TASK INPUTS Start Marker
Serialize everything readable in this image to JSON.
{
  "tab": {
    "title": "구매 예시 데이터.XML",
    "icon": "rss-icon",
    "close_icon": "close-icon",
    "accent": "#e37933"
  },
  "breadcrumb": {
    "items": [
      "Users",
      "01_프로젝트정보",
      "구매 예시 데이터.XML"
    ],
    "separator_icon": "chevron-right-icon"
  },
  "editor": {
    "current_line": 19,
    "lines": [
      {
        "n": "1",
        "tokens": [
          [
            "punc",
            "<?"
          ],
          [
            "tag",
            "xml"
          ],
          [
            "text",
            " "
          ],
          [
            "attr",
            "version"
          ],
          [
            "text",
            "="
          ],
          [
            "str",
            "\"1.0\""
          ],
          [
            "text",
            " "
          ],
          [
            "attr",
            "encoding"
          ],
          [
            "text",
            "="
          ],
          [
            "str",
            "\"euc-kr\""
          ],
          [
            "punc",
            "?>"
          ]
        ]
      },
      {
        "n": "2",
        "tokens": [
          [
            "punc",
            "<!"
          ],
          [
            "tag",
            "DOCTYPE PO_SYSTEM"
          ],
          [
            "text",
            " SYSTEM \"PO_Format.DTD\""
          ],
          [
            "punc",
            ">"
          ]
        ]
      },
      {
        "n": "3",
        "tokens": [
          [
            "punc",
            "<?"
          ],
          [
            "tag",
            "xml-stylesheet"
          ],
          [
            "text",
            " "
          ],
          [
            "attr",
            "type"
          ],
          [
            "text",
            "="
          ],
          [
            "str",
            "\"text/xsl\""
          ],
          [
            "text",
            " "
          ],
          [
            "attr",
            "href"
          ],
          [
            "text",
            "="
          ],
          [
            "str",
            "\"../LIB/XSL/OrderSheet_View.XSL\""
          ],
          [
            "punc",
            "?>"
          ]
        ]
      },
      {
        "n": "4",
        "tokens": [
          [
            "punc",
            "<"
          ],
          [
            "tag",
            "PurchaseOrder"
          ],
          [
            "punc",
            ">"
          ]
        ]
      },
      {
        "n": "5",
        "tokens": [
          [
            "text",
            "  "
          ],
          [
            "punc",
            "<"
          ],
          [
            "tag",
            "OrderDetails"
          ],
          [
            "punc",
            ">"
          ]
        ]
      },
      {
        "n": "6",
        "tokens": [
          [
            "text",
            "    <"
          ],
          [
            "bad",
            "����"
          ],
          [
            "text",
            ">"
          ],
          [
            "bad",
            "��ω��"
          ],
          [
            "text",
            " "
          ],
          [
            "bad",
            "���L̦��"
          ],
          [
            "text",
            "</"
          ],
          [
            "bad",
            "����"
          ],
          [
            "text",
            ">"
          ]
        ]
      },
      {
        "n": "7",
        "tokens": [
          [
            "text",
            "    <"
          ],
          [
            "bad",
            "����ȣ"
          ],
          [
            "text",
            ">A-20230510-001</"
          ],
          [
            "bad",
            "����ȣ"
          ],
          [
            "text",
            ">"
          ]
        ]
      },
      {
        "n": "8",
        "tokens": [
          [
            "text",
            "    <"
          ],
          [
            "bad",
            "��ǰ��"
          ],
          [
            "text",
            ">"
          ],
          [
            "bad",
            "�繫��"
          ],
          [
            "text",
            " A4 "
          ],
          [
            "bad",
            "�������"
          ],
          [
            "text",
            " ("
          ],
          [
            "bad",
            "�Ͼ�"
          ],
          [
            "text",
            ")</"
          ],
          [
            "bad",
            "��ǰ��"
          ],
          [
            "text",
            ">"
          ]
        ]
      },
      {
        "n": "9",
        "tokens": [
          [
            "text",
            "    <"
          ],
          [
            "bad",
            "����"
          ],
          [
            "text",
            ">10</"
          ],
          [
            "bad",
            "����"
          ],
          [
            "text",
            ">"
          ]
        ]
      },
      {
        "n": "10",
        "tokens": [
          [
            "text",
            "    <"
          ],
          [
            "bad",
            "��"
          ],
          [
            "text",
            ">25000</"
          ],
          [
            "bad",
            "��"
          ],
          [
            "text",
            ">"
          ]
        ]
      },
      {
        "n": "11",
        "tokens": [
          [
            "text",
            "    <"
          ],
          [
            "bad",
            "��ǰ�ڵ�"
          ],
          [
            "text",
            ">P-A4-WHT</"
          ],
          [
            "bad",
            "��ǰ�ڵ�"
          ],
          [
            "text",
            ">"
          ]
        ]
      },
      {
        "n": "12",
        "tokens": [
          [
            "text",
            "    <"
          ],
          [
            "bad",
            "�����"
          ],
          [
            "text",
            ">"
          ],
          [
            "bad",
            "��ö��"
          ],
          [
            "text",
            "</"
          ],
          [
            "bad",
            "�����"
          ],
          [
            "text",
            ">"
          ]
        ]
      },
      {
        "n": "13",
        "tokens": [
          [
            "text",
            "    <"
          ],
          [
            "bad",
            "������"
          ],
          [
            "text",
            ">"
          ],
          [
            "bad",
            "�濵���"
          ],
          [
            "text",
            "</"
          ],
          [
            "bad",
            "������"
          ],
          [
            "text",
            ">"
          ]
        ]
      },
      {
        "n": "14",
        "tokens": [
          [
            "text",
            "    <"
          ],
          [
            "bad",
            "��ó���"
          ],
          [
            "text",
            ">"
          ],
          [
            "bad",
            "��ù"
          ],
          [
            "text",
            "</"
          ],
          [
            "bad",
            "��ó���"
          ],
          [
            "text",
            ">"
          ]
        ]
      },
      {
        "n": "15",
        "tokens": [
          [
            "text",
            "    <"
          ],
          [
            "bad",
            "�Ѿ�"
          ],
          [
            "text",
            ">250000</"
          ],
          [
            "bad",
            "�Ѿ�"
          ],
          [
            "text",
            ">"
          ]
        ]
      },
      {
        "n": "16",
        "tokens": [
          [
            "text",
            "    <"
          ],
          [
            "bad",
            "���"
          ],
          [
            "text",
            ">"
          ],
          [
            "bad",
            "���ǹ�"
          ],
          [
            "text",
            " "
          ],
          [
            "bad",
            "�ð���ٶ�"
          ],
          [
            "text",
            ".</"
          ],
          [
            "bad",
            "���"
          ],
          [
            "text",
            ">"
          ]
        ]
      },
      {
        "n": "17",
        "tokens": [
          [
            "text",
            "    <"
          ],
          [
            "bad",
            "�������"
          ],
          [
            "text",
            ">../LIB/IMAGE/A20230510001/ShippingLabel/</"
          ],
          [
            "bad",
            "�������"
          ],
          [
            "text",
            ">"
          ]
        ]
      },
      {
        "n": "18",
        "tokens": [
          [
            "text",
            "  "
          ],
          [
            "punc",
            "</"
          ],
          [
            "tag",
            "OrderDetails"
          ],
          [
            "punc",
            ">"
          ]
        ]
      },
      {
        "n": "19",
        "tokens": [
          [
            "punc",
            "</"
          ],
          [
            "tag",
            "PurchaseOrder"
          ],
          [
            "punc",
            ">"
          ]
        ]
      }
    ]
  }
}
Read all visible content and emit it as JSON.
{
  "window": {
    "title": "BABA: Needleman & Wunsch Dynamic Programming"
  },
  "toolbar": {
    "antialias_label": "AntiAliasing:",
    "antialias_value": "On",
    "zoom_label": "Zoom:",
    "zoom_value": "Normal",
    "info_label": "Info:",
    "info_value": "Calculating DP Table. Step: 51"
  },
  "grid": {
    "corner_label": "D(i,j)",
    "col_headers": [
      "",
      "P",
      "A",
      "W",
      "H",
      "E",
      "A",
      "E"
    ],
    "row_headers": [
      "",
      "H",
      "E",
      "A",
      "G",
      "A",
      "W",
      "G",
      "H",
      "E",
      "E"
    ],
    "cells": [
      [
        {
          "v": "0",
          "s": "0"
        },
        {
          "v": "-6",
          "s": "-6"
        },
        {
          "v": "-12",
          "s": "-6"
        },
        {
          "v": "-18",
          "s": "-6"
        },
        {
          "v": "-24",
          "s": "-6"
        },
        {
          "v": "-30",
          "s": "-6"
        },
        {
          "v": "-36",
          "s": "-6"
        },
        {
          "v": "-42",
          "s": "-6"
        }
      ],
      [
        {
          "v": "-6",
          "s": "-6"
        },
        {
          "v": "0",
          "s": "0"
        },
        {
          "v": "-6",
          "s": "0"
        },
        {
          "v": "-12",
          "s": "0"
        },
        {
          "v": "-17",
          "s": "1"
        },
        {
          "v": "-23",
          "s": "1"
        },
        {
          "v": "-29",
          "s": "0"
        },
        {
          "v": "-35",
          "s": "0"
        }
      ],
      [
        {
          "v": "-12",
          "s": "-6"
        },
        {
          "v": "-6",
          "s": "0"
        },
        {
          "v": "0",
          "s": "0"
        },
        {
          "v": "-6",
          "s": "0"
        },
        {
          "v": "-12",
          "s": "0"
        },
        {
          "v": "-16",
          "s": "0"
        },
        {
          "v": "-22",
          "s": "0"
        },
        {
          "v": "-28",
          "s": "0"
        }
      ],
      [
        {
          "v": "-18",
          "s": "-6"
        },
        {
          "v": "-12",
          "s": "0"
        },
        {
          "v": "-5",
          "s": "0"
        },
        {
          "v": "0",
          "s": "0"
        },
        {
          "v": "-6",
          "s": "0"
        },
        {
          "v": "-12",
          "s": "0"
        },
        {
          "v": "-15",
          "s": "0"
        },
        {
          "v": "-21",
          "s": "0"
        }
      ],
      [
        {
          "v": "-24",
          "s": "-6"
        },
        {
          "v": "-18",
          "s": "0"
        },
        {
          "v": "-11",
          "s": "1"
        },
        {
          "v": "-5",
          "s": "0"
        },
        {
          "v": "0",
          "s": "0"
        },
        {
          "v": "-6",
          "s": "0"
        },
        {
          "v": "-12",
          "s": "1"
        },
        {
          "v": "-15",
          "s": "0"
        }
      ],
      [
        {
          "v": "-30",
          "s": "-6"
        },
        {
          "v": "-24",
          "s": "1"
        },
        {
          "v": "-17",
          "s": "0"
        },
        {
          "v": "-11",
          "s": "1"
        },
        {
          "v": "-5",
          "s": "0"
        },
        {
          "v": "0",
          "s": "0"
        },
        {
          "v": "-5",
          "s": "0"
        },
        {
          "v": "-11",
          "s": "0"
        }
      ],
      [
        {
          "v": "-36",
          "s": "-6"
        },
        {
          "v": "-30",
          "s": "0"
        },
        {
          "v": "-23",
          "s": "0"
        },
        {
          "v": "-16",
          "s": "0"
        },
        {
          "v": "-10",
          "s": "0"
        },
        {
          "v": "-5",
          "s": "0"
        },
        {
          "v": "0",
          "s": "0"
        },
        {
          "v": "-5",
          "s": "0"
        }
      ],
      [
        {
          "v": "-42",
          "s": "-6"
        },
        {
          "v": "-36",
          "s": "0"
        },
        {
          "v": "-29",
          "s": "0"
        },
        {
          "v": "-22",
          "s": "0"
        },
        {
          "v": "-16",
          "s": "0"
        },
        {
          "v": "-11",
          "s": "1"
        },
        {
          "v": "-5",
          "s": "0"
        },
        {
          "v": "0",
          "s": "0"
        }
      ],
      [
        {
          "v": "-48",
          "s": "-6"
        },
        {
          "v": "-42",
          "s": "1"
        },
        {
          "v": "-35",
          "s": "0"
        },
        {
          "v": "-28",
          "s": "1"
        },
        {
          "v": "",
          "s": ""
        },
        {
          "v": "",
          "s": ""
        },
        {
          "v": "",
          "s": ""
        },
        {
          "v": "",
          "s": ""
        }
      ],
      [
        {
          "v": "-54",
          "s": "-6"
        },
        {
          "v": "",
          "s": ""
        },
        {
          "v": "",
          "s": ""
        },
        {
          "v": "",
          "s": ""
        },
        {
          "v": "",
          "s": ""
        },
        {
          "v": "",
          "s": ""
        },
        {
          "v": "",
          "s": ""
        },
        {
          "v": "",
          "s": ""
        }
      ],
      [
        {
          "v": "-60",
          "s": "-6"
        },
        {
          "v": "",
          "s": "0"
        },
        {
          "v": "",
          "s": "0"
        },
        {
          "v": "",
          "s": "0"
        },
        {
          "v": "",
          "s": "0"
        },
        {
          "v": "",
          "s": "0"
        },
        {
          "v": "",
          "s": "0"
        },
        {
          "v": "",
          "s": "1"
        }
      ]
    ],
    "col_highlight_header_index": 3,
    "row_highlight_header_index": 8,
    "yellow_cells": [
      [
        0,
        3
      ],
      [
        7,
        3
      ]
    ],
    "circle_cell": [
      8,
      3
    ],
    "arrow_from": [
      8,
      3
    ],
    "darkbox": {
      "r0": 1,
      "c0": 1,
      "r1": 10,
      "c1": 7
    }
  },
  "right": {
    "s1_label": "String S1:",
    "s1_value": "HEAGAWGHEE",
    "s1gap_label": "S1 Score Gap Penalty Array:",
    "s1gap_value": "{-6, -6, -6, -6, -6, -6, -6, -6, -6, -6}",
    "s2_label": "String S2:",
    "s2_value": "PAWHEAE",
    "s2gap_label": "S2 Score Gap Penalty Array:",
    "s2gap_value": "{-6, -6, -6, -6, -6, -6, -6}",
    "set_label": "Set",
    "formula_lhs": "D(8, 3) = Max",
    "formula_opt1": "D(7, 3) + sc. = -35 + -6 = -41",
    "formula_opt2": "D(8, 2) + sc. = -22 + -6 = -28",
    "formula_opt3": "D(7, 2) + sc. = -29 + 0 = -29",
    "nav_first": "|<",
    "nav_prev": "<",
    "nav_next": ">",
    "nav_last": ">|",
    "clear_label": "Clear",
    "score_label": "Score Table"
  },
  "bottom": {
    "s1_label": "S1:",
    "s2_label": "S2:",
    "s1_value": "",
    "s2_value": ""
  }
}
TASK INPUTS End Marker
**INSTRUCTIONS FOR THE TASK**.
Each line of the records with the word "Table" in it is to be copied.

**OUTPUT FOR THIS EXERCISE**.
    "info_value": "Calculating DP Table. Step: 51"
    "score_label": "Score Table"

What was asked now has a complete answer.